* [What is required]: Find the lines holding the string "number" in the data, then copy all of them.
---------- Provided information
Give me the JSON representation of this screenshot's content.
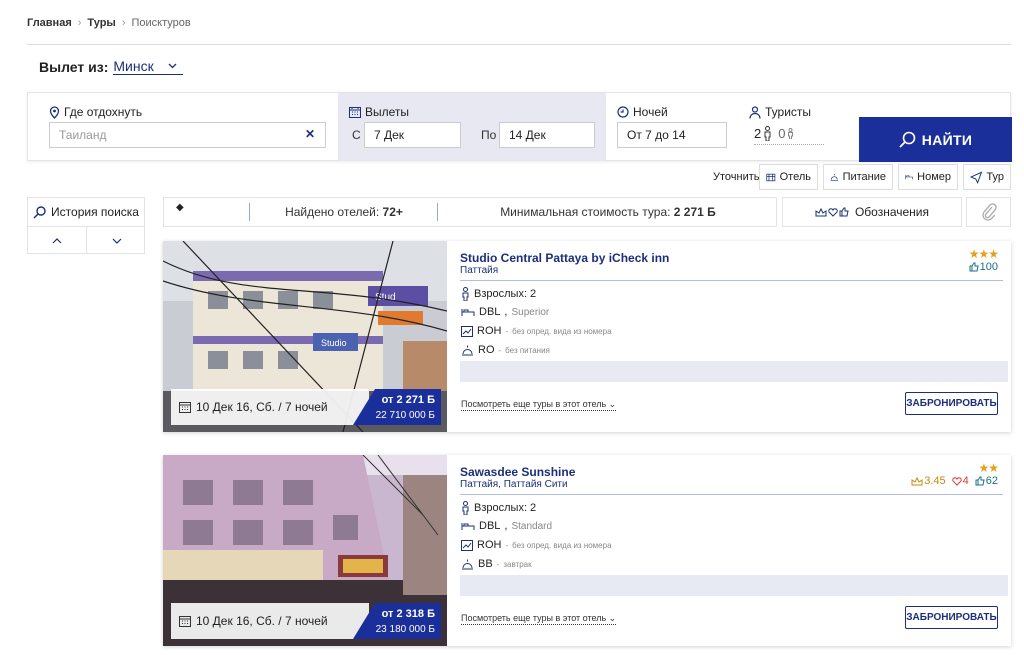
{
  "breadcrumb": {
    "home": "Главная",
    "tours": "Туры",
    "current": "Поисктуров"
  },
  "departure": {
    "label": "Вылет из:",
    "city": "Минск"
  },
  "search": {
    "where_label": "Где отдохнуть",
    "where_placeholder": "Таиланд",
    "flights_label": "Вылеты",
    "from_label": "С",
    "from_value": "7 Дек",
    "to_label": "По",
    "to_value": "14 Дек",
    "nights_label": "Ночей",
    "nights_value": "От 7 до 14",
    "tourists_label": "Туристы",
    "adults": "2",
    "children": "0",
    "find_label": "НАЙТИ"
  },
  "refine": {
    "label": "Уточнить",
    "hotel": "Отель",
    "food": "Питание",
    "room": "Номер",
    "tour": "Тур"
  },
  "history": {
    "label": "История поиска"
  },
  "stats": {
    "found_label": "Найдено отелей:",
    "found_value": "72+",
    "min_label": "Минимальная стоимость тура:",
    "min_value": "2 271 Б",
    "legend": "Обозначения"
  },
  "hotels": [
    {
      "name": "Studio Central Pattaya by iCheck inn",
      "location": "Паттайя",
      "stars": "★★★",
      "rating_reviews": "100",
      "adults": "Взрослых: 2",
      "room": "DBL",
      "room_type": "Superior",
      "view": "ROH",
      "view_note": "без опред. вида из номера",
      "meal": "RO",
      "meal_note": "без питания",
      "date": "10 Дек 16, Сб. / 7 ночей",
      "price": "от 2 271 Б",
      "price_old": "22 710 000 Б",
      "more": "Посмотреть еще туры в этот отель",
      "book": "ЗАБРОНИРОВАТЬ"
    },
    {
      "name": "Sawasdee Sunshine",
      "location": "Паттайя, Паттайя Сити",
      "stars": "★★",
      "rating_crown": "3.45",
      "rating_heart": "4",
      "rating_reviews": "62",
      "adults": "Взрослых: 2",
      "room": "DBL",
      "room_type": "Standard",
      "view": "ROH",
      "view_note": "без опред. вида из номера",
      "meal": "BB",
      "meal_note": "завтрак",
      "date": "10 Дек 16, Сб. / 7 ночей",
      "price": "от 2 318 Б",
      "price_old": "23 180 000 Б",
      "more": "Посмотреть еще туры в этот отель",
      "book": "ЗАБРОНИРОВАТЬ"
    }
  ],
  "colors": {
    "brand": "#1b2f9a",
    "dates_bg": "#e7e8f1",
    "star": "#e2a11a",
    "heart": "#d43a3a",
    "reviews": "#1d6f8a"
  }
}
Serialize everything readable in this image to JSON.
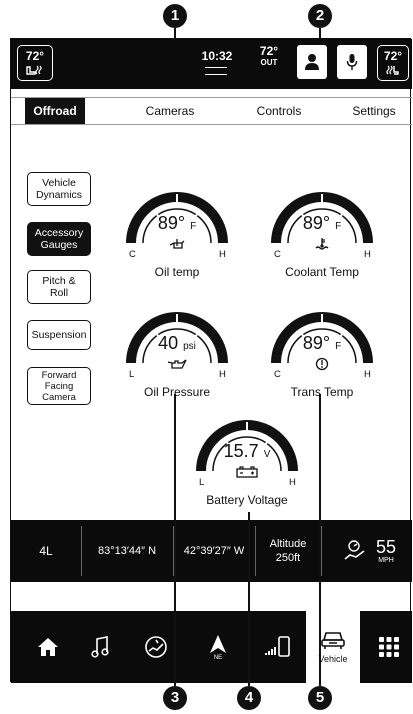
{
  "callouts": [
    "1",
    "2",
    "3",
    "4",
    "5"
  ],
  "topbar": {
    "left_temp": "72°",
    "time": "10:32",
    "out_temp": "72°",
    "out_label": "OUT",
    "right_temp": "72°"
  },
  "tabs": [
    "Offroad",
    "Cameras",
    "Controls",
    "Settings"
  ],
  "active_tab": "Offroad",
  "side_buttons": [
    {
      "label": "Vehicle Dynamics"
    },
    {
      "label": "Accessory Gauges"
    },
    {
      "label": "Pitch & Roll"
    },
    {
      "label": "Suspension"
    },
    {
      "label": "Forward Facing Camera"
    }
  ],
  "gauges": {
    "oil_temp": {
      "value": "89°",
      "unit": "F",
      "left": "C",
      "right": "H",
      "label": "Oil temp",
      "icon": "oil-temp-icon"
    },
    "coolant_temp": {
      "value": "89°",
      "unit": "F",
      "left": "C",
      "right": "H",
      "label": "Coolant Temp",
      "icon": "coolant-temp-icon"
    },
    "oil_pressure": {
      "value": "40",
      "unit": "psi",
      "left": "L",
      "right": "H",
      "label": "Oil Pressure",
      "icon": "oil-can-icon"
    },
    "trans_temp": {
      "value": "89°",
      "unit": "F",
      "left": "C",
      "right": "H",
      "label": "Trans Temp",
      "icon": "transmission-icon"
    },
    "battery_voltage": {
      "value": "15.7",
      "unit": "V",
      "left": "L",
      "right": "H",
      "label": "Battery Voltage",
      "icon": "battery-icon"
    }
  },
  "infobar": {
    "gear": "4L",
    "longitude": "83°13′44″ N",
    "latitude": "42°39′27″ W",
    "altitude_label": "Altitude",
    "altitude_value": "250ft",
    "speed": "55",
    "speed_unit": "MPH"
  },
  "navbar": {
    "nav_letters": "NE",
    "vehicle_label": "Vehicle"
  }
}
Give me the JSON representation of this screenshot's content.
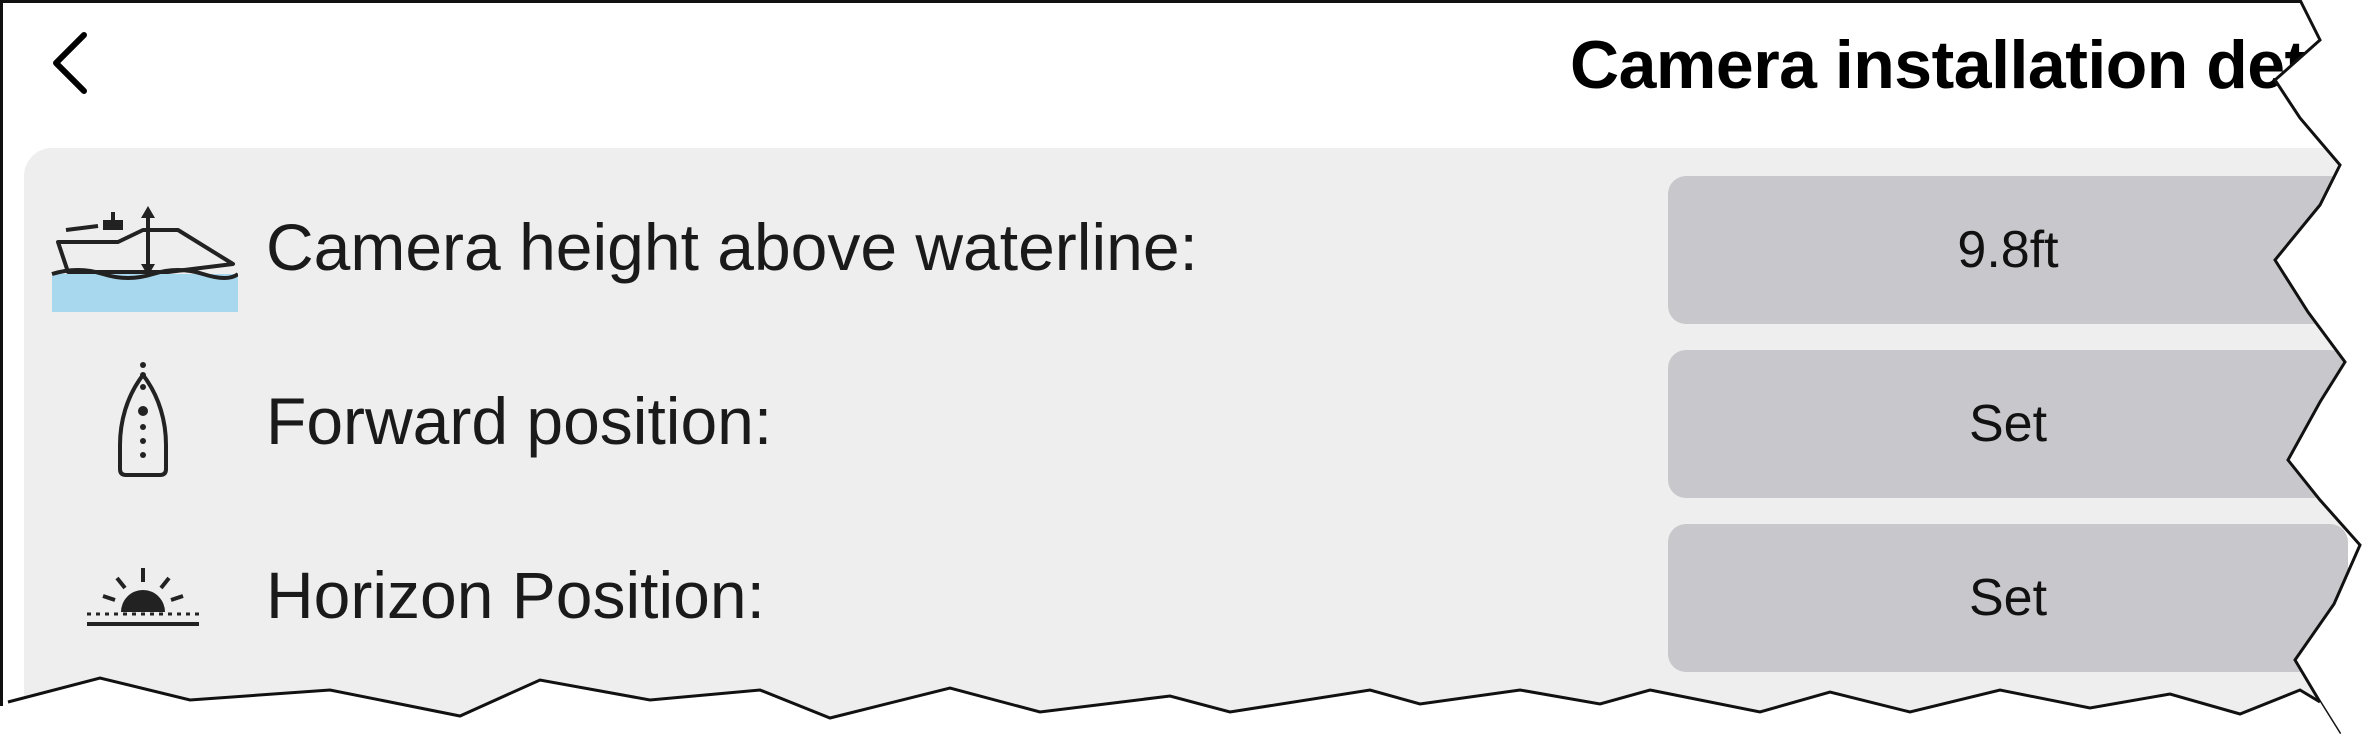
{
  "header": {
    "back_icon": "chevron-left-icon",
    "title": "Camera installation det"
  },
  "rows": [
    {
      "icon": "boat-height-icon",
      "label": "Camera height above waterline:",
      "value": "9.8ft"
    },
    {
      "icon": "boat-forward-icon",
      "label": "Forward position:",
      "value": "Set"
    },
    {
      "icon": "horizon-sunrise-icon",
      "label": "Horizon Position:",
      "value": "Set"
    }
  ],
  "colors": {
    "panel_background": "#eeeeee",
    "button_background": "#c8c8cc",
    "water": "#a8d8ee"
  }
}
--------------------
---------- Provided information
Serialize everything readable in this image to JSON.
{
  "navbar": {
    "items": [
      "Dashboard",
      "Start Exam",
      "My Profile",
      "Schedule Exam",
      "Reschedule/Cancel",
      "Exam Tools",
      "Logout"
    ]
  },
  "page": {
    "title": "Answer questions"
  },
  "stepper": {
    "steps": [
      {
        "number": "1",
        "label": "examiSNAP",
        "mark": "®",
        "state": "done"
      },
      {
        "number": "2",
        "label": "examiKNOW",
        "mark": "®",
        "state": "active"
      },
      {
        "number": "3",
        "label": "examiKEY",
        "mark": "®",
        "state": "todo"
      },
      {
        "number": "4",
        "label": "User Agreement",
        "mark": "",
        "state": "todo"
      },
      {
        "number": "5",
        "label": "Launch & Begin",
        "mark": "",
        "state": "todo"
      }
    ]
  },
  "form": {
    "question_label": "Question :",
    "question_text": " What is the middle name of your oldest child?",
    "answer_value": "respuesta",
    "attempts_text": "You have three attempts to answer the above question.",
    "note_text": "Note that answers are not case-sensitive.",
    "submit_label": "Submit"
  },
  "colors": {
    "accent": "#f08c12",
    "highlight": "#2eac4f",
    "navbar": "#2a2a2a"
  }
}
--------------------
* [Your response]:
        "number": "1",
        "number": "2",
        "number": "3",
        "number": "4",
        "number": "5",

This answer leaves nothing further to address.